=== Begin Enclosure ===

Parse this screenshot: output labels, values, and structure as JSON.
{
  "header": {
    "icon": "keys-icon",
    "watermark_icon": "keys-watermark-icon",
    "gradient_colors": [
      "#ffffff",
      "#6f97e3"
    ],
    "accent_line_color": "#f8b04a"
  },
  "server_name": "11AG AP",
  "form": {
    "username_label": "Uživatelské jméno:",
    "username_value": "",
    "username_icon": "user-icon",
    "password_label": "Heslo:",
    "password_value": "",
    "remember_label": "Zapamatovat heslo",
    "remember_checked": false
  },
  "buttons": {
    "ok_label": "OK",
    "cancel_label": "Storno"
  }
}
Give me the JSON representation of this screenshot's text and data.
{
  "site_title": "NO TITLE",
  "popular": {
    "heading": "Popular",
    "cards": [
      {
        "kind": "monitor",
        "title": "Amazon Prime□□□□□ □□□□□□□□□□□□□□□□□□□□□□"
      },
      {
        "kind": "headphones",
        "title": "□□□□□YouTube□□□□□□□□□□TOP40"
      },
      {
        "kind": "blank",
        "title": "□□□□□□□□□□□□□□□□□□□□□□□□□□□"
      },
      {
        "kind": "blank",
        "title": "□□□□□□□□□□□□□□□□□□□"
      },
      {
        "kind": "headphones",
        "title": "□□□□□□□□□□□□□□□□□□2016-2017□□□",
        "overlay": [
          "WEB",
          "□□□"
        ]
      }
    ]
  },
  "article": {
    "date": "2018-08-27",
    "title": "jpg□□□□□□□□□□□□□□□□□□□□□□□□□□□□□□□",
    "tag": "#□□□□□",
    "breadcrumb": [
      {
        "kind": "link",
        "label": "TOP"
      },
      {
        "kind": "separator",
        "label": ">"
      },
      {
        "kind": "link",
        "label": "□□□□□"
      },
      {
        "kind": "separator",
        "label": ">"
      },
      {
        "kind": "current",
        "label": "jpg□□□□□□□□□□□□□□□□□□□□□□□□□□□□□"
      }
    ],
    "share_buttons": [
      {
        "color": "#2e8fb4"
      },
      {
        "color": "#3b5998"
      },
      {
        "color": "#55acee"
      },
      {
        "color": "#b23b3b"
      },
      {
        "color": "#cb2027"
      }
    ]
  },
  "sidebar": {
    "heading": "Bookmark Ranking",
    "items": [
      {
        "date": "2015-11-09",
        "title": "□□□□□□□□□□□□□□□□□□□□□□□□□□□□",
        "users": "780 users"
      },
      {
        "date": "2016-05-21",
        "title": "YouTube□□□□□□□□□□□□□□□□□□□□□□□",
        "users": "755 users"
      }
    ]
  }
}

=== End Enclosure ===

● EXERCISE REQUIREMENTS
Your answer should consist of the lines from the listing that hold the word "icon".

● ANSWER SECTION
    "icon": "keys-icon",
    "watermark_icon": "keys-watermark-icon",
    "username_icon": "user-icon",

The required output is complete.